§ YOUR GOAL
Copy exactly. Begin at the line containing "Enumerate this screenshot's" and stop at the last line of the entries, omitting any pictures.

Dataset rows for apps and sites
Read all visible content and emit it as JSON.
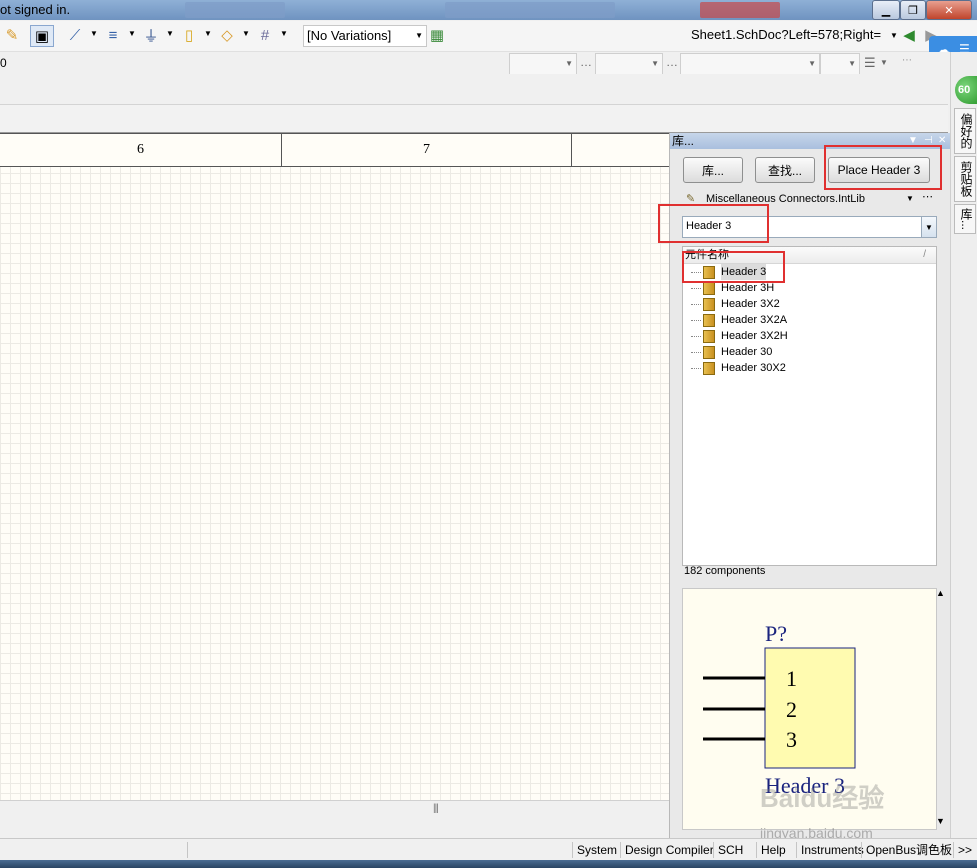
{
  "titlebar": {
    "status": "ot signed in."
  },
  "toolbar": {
    "variations": "[No Variations]",
    "sheet_path": "Sheet1.SchDoc?Left=578;Right=",
    "left_value": "0"
  },
  "ruler": {
    "zones": [
      "6",
      "7"
    ]
  },
  "library_panel": {
    "title": "库...",
    "library_button": "库...",
    "search_button": "查找...",
    "place_button": "Place Header 3",
    "library_name": "Miscellaneous Connectors.IntLib",
    "filter_value": "Header 3",
    "column_header": "元件名称",
    "components": [
      "Header 3",
      "Header 3H",
      "Header 3X2",
      "Header 3X2A",
      "Header 3X2H",
      "Header 30",
      "Header 30X2"
    ],
    "selected_index": 0,
    "count_text": "182 components",
    "preview": {
      "designator": "P?",
      "pins": [
        "1",
        "2",
        "3"
      ],
      "comment": "Header 3"
    }
  },
  "side_tabs": [
    "偏好的",
    "剪贴板",
    "库..."
  ],
  "green_badge": "60",
  "status_bar": {
    "items": [
      "System",
      "Design Compiler",
      "SCH",
      "Help",
      "Instruments",
      "OpenBus调色板",
      ">>"
    ]
  },
  "watermark": {
    "text": "Baidu经验",
    "url": "jingyan.baidu.com"
  },
  "colors": {
    "highlight_box": "#e03030",
    "sheet_background": "#fffdf7",
    "preview_body": "#fffbb0",
    "preview_text": "#1a237e"
  }
}
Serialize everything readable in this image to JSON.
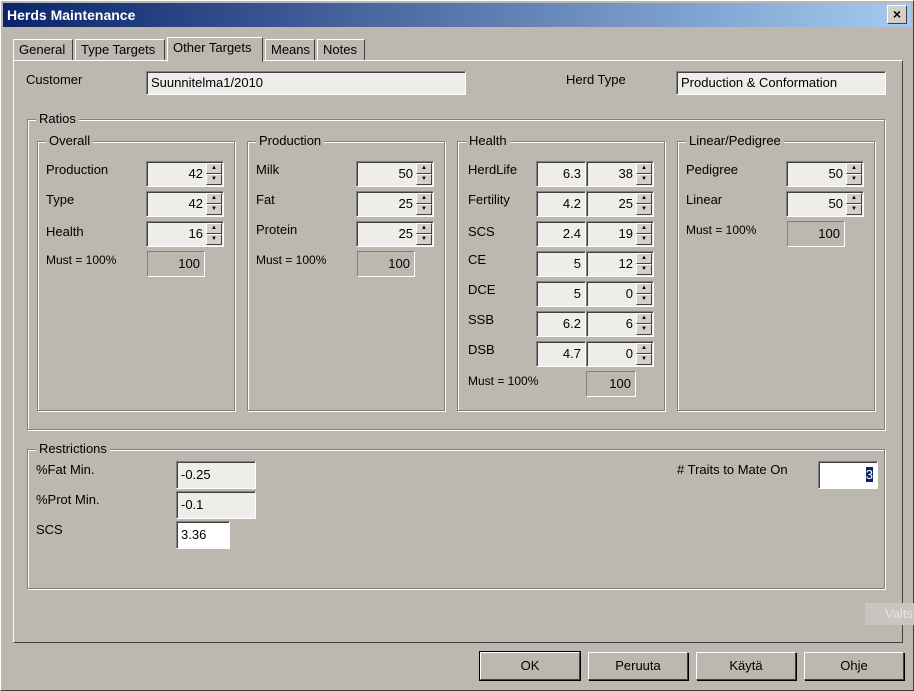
{
  "window": {
    "title": "Herds Maintenance",
    "close": "×"
  },
  "tabs": [
    {
      "label": "General"
    },
    {
      "label": "Type Targets"
    },
    {
      "label": "Other Targets"
    },
    {
      "label": "Means"
    },
    {
      "label": "Notes"
    }
  ],
  "header": {
    "customer_label": "Customer",
    "customer_value": "Suunnitelma1/2010",
    "herd_type_label": "Herd Type",
    "herd_type_value": "Production & Conformation"
  },
  "ratios": {
    "legend": "Ratios",
    "overall": {
      "legend": "Overall",
      "rows": [
        {
          "label": "Production",
          "value": "42"
        },
        {
          "label": "Type",
          "value": "42"
        },
        {
          "label": "Health",
          "value": "16"
        }
      ],
      "must_label": "Must = 100%",
      "total": "100"
    },
    "production": {
      "legend": "Production",
      "rows": [
        {
          "label": "Milk",
          "value": "50"
        },
        {
          "label": "Fat",
          "value": "25"
        },
        {
          "label": "Protein",
          "value": "25"
        }
      ],
      "must_label": "Must = 100%",
      "total": "100"
    },
    "health": {
      "legend": "Health",
      "rows": [
        {
          "label": "HerdLife",
          "a": "6.3",
          "value": "38"
        },
        {
          "label": "Fertility",
          "a": "4.2",
          "value": "25"
        },
        {
          "label": "SCS",
          "a": "2.4",
          "value": "19"
        },
        {
          "label": "CE",
          "a": "5",
          "value": "12"
        },
        {
          "label": "DCE",
          "a": "5",
          "value": "0"
        },
        {
          "label": "SSB",
          "a": "6.2",
          "value": "6"
        },
        {
          "label": "DSB",
          "a": "4.7",
          "value": "0"
        }
      ],
      "must_label": "Must = 100%",
      "total": "100"
    },
    "linear": {
      "legend": "Linear/Pedigree",
      "rows": [
        {
          "label": "Pedigree",
          "value": "50"
        },
        {
          "label": "Linear",
          "value": "50"
        }
      ],
      "must_label": "Must = 100%",
      "total": "100"
    }
  },
  "restrictions": {
    "legend": "Restrictions",
    "fat_label": "%Fat Min.",
    "fat_value": "-0.25",
    "prot_label": "%Prot Min.",
    "prot_value": "-0.1",
    "scs_label": "SCS",
    "scs_value": "3.36",
    "traits_label": "# Traits to Mate On",
    "traits_value": "3"
  },
  "ghost_label": "Valts",
  "buttons": {
    "ok": "OK",
    "cancel": "Peruuta",
    "apply": "Käytä",
    "help": "Ohje"
  }
}
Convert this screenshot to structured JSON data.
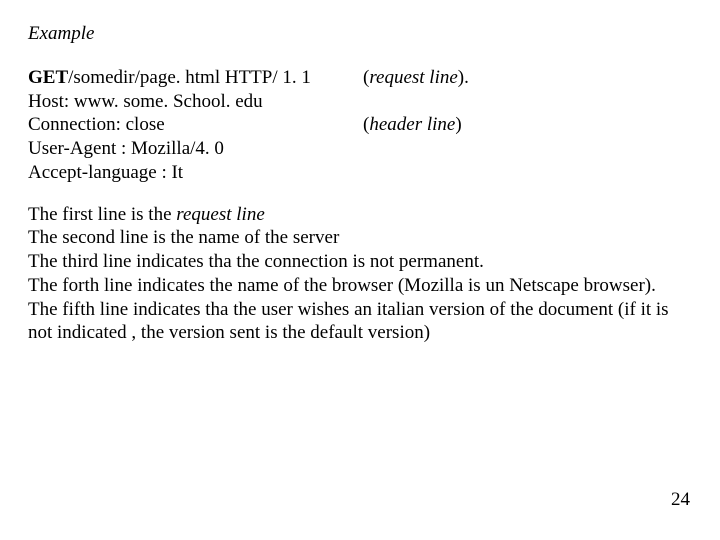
{
  "heading": "Example",
  "request": {
    "lines": [
      {
        "left_bold": "GET",
        "left_rest": "/somedir/page. html  HTTP/ 1. 1",
        "right_prefix": " (",
        "right_italic": "request line",
        "right_suffix": ")."
      },
      {
        "left_bold": "",
        "left_rest": "Host: www. some. School. edu",
        "right_prefix": "",
        "right_italic": "",
        "right_suffix": ""
      },
      {
        "left_bold": "",
        "left_rest": "Connection: close",
        "right_prefix": "(",
        "right_italic": "header line",
        "right_suffix": ")"
      },
      {
        "left_bold": "",
        "left_rest": "User-Agent : Mozilla/4. 0",
        "right_prefix": "",
        "right_italic": "",
        "right_suffix": ""
      },
      {
        "left_bold": "",
        "left_rest": "Accept-language : It",
        "right_prefix": "",
        "right_italic": "",
        "right_suffix": ""
      }
    ]
  },
  "description": {
    "line1_prefix": "The first line is the ",
    "line1_italic": "request line",
    "line2": "The second line is the name of the server",
    "line3": "The third line indicates tha the connection is not permanent.",
    "line4": "The forth line indicates the name of the browser (Mozilla is un Netscape browser).",
    "line5": " The fifth line indicates tha the user wishes an italian version of the document (if it is not indicated , the version sent is the default version)"
  },
  "page_number": "24"
}
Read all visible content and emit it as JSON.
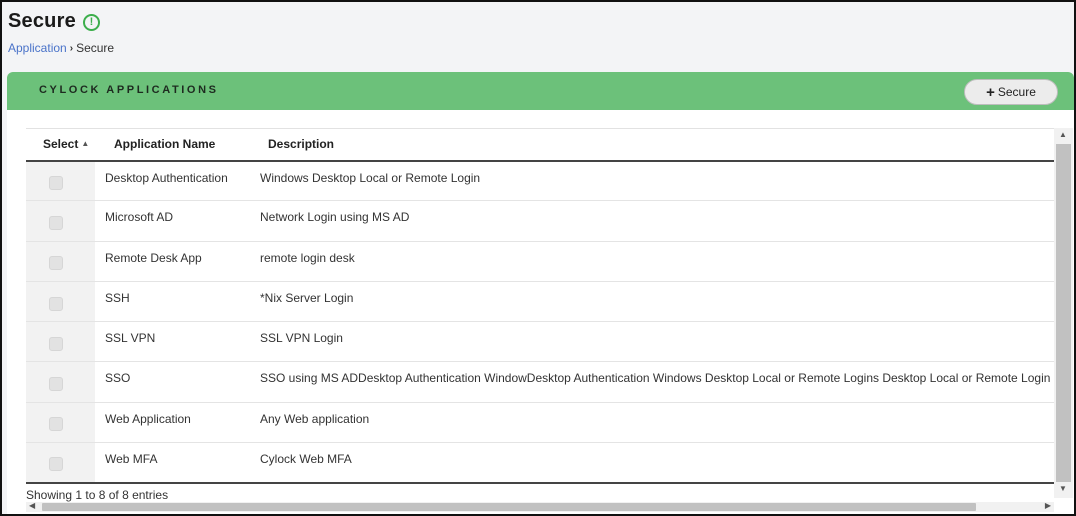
{
  "page": {
    "title": "Secure",
    "info_icon": "info-circle-icon",
    "info_glyph": "!"
  },
  "breadcrumb": {
    "link": "Application",
    "separator": "›",
    "current": "Secure"
  },
  "panel": {
    "title": "CYLOCK APPLICATIONS",
    "header_color": "#6cc17a",
    "secure_button": {
      "icon": "plus-icon",
      "glyph": "+",
      "label": "Secure"
    }
  },
  "table": {
    "columns": [
      "Select",
      "Application Name",
      "Description"
    ],
    "sort_glyph": "▲",
    "rows": [
      {
        "name": "Desktop Authentication",
        "description": "Windows Desktop Local or Remote Login"
      },
      {
        "name": "Microsoft AD",
        "description": "Network Login using MS AD"
      },
      {
        "name": "Remote Desk App",
        "description": "remote login desk"
      },
      {
        "name": "SSH",
        "description": "*Nix Server Login"
      },
      {
        "name": "SSL VPN",
        "description": "SSL VPN Login"
      },
      {
        "name": "SSO",
        "description": "SSO using MS ADDesktop Authentication WindowDesktop Authentication Windows Desktop Local or Remote Logins Desktop Local or Remote Login"
      },
      {
        "name": "Web Application",
        "description": "Any Web application"
      },
      {
        "name": "Web MFA",
        "description": "Cylock Web MFA"
      }
    ],
    "info": "Showing 1 to 8 of 8 entries"
  },
  "scroll": {
    "up": "▲",
    "down": "▼",
    "left": "◀",
    "right": "▶"
  }
}
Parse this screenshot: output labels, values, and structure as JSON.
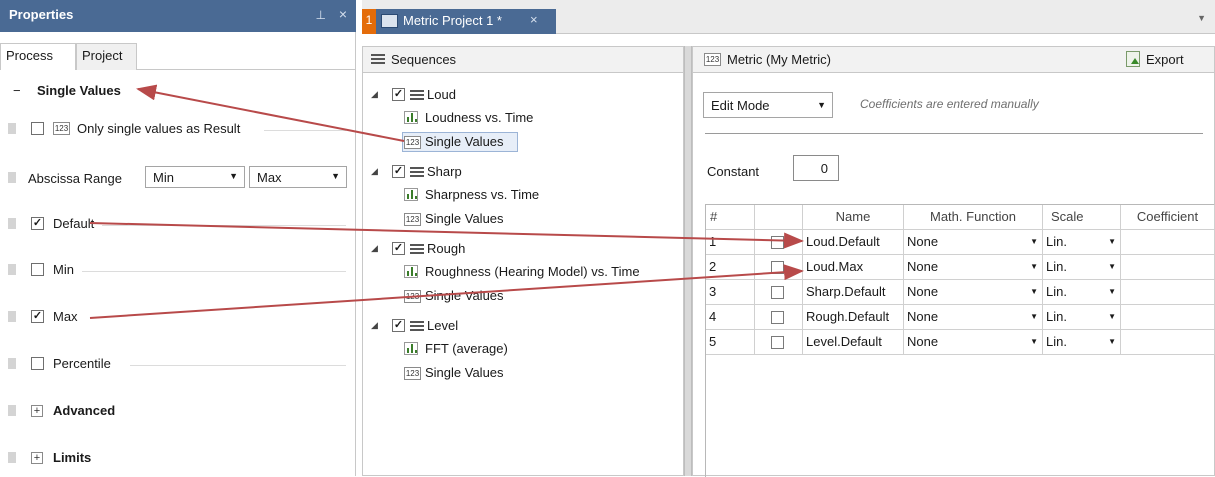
{
  "properties": {
    "title": "Properties",
    "tabs": [
      "Process",
      "Project"
    ],
    "single_values_header": "Single Values",
    "only_single_label": "Only single values as Result",
    "abscissa_label": "Abscissa Range",
    "abscissa_min": "Min",
    "abscissa_max": "Max",
    "items": [
      {
        "label": "Default",
        "checked": true
      },
      {
        "label": "Min",
        "checked": false
      },
      {
        "label": "Max",
        "checked": true
      },
      {
        "label": "Percentile",
        "checked": false
      }
    ],
    "advanced": "Advanced",
    "limits": "Limits"
  },
  "doc_tab": {
    "number": "1",
    "label": "Metric Project 1 *"
  },
  "sequences": {
    "title": "Sequences",
    "groups": [
      {
        "name": "Loud",
        "children": [
          "Loudness vs. Time",
          "Single Values"
        ]
      },
      {
        "name": "Sharp",
        "children": [
          "Sharpness vs. Time",
          "Single Values"
        ]
      },
      {
        "name": "Rough",
        "children": [
          "Roughness (Hearing Model) vs. Time",
          "Single Values"
        ]
      },
      {
        "name": "Level",
        "children": [
          "FFT (average)",
          "Single Values"
        ]
      }
    ]
  },
  "metric": {
    "title": "Metric (My Metric)",
    "export": "Export",
    "mode": "Edit Mode",
    "hint": "Coefficients are entered manually",
    "constant_label": "Constant",
    "constant_value": "0",
    "columns": [
      "#",
      "",
      "Name",
      "Math. Function",
      "Scale",
      "Coefficient"
    ],
    "rows": [
      {
        "num": "1",
        "name": "Loud.Default",
        "func": "None",
        "scale": "Lin."
      },
      {
        "num": "2",
        "name": "Loud.Max",
        "func": "None",
        "scale": "Lin."
      },
      {
        "num": "3",
        "name": "Sharp.Default",
        "func": "None",
        "scale": "Lin."
      },
      {
        "num": "4",
        "name": "Rough.Default",
        "func": "None",
        "scale": "Lin."
      },
      {
        "num": "5",
        "name": "Level.Default",
        "func": "None",
        "scale": "Lin."
      }
    ]
  },
  "icons": {
    "badge": "123",
    "check": "✓",
    "plus": "+",
    "minus": "−",
    "pin": "⊥",
    "close": "×"
  },
  "colors": {
    "titlebar": "#4a6a94",
    "accent": "#e46c0a",
    "annotation_arrow": "#b84a4a"
  }
}
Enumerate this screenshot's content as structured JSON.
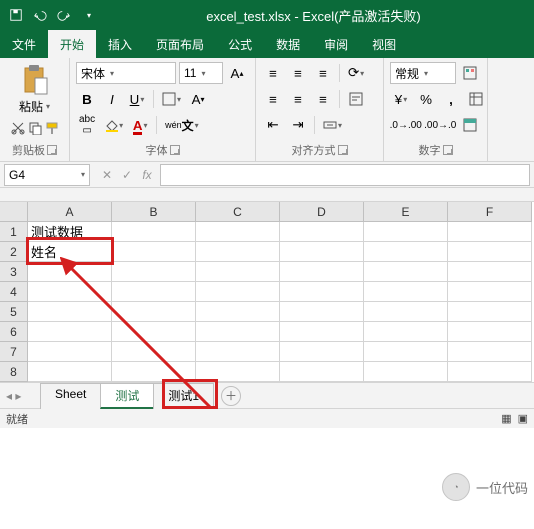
{
  "title": "excel_test.xlsx - Excel(产品激活失败)",
  "ribbon_tabs": [
    "文件",
    "开始",
    "插入",
    "页面布局",
    "公式",
    "数据",
    "审阅",
    "视图"
  ],
  "active_tab_index": 1,
  "groups": {
    "clipboard": "剪贴板",
    "font": "字体",
    "align": "对齐方式",
    "number": "数字"
  },
  "paste_label": "粘贴",
  "font_name": "宋体",
  "font_size": "11",
  "number_format": "常规",
  "name_box": "G4",
  "columns": [
    "A",
    "B",
    "C",
    "D",
    "E",
    "F"
  ],
  "rows": [
    "1",
    "2",
    "3",
    "4",
    "5",
    "6",
    "7",
    "8"
  ],
  "cells": {
    "A1": "测试数据",
    "A2": "姓名"
  },
  "sheet_tabs": [
    "Sheet",
    "测试",
    "测试1"
  ],
  "active_sheet_index": 1,
  "status_text": "就绪",
  "watermark": "一位代码"
}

§ RESULT OF THE EXERCISE
Enumerate this screenshot's content as structured JSON.
{
  "title": "excel_test.xlsx - Excel(产品激活失败)",
  "ribbon_tabs": [
    "文件",
    "开始",
    "插入",
    "页面布局",
    "公式",
    "数据",
    "审阅",
    "视图"
  ],
  "active_tab_index": 1,
  "groups": {
    "clipboard": "剪贴板",
    "font": "字体",
    "align": "对齐方式",
    "number": "数字"
  },
  "paste_label": "粘贴",
  "font_name": "宋体",
  "font_size": "11",
  "number_format": "常规",
  "name_box": "G4",
  "columns": [
    "A",
    "B",
    "C",
    "D",
    "E",
    "F"
  ],
  "rows": [
    "1",
    "2",
    "3",
    "4",
    "5",
    "6",
    "7",
    "8"
  ],
  "cells": {
    "A1": "测试数据",
    "A2": "姓名"
  },
  "sheet_tabs": [
    "Sheet",
    "测试",
    "测试1"
  ],
  "active_sheet_index": 1,
  "status_text": "就绪",
  "watermark": "一位代码"
}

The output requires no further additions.